**Work order**
When a line below contains the word "Select", it counts toward the total; give that total and nothing besides.

**Provided data**
»»

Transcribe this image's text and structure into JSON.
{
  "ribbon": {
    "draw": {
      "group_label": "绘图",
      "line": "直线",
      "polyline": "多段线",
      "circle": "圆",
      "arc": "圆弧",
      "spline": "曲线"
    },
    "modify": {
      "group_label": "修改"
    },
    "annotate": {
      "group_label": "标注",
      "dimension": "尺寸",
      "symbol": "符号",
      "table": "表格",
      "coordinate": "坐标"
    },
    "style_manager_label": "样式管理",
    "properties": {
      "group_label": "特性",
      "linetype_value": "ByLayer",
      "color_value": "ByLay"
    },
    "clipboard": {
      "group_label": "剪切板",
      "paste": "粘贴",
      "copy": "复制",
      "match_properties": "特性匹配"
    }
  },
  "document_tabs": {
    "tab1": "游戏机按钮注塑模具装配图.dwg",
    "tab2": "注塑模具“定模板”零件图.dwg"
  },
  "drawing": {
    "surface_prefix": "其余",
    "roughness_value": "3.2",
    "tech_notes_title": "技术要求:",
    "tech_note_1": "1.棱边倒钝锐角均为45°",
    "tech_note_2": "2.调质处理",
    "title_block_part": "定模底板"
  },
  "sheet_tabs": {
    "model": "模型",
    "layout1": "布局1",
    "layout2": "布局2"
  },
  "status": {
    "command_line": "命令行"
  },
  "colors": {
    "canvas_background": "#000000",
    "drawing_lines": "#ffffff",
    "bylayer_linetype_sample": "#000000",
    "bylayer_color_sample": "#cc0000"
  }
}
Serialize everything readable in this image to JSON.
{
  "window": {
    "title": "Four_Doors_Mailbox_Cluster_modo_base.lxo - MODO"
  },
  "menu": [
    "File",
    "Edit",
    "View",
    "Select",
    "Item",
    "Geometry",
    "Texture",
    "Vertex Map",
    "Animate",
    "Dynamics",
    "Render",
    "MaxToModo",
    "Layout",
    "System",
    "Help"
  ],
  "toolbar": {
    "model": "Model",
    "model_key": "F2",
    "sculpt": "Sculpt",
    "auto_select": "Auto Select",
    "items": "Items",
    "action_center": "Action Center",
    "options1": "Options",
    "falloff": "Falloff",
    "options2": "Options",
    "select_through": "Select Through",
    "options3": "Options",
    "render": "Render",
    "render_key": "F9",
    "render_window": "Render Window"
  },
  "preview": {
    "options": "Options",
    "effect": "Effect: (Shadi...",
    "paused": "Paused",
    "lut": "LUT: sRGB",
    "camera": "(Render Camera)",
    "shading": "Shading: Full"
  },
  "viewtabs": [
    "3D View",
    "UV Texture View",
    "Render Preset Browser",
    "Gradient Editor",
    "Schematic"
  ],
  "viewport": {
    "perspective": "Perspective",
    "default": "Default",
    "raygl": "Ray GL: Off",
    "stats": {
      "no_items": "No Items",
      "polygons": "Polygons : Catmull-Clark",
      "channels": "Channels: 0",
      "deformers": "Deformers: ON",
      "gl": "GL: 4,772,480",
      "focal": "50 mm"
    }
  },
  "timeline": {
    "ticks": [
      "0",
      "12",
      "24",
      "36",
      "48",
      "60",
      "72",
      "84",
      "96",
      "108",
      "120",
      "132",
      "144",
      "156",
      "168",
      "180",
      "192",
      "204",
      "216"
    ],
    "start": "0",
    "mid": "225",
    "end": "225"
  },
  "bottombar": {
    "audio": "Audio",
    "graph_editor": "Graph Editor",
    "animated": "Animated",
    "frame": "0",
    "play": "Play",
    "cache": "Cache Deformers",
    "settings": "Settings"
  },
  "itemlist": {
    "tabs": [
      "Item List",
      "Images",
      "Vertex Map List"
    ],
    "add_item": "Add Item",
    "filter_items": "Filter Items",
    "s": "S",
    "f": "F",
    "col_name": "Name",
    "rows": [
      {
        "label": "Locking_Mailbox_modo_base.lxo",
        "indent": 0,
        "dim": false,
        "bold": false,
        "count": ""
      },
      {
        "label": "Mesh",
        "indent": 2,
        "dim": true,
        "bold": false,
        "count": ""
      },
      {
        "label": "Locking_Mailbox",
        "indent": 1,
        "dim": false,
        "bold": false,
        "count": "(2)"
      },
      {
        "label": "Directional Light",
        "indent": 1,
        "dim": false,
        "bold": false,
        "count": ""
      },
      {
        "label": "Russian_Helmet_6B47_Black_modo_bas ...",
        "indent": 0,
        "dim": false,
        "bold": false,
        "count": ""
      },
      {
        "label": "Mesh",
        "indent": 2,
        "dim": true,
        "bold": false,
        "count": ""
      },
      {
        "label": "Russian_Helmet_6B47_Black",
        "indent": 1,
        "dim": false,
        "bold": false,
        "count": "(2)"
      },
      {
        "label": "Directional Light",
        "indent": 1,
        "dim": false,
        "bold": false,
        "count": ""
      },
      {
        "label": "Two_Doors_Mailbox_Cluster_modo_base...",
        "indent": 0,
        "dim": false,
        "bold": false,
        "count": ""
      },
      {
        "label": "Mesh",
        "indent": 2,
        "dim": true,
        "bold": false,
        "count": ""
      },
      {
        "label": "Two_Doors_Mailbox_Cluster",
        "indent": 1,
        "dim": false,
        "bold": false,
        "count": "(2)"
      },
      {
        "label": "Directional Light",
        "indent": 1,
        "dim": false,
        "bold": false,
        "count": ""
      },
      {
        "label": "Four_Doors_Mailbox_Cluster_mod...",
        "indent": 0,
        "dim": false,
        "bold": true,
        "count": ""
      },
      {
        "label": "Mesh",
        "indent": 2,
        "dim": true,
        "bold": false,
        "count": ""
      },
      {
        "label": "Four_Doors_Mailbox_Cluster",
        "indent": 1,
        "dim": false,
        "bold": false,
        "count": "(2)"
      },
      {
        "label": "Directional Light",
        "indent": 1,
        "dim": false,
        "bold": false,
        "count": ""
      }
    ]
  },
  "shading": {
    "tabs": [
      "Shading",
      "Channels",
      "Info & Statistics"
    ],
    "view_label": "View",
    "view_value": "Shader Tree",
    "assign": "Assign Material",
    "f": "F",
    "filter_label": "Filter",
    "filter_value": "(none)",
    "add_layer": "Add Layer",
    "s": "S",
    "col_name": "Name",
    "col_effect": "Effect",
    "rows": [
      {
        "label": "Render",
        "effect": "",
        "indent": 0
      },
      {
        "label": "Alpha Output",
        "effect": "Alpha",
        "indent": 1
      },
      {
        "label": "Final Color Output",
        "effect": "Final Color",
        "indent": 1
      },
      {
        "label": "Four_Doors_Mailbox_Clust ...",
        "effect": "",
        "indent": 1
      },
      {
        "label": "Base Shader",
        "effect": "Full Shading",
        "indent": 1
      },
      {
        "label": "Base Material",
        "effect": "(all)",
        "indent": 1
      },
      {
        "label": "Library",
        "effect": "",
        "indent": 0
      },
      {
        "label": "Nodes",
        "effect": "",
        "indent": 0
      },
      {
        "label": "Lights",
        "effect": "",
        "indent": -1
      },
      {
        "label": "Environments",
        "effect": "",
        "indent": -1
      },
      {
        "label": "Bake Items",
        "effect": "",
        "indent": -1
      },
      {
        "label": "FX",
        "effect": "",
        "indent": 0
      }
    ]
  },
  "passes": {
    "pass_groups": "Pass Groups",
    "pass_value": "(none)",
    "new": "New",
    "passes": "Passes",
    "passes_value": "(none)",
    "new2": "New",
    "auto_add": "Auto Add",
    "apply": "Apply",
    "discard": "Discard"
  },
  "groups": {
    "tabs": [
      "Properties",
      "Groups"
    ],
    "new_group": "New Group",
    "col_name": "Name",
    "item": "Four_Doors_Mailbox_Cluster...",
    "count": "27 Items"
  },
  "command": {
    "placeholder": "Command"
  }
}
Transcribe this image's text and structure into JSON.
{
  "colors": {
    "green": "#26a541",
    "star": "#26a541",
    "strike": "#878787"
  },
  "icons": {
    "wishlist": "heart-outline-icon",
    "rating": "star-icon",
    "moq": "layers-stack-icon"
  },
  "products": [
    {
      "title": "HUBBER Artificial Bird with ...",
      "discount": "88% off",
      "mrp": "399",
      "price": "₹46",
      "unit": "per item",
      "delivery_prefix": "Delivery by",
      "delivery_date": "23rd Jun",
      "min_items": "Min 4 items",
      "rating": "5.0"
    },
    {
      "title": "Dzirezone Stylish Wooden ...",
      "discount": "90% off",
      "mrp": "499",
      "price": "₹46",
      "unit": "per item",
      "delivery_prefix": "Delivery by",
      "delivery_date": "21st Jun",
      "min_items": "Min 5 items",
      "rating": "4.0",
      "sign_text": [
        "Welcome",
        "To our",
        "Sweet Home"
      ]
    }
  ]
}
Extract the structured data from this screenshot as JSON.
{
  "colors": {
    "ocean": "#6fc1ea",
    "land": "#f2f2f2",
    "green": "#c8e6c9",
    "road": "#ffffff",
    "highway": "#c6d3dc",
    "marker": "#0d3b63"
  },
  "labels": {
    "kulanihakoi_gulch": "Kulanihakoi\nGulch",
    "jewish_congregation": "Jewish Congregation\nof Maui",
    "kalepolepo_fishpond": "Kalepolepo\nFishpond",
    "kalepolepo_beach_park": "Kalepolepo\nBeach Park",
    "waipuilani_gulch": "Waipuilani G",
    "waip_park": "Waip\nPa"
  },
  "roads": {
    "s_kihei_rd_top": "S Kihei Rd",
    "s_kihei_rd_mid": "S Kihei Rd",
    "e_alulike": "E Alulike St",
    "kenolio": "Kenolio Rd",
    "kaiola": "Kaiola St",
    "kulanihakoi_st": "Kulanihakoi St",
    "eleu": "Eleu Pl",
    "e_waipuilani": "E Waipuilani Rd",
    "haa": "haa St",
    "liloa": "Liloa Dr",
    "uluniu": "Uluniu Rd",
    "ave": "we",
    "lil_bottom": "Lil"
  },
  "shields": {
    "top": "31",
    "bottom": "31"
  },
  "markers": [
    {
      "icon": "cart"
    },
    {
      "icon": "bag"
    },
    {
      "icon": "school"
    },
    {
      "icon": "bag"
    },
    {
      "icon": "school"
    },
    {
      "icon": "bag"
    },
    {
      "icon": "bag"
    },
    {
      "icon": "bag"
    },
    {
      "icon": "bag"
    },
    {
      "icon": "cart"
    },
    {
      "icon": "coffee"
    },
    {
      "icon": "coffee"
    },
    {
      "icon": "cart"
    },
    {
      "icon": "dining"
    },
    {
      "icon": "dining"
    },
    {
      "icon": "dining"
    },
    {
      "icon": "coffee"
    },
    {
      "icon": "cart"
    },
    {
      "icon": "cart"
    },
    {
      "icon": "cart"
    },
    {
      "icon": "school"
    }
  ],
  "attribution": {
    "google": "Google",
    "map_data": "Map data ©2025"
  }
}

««

**Reply**
3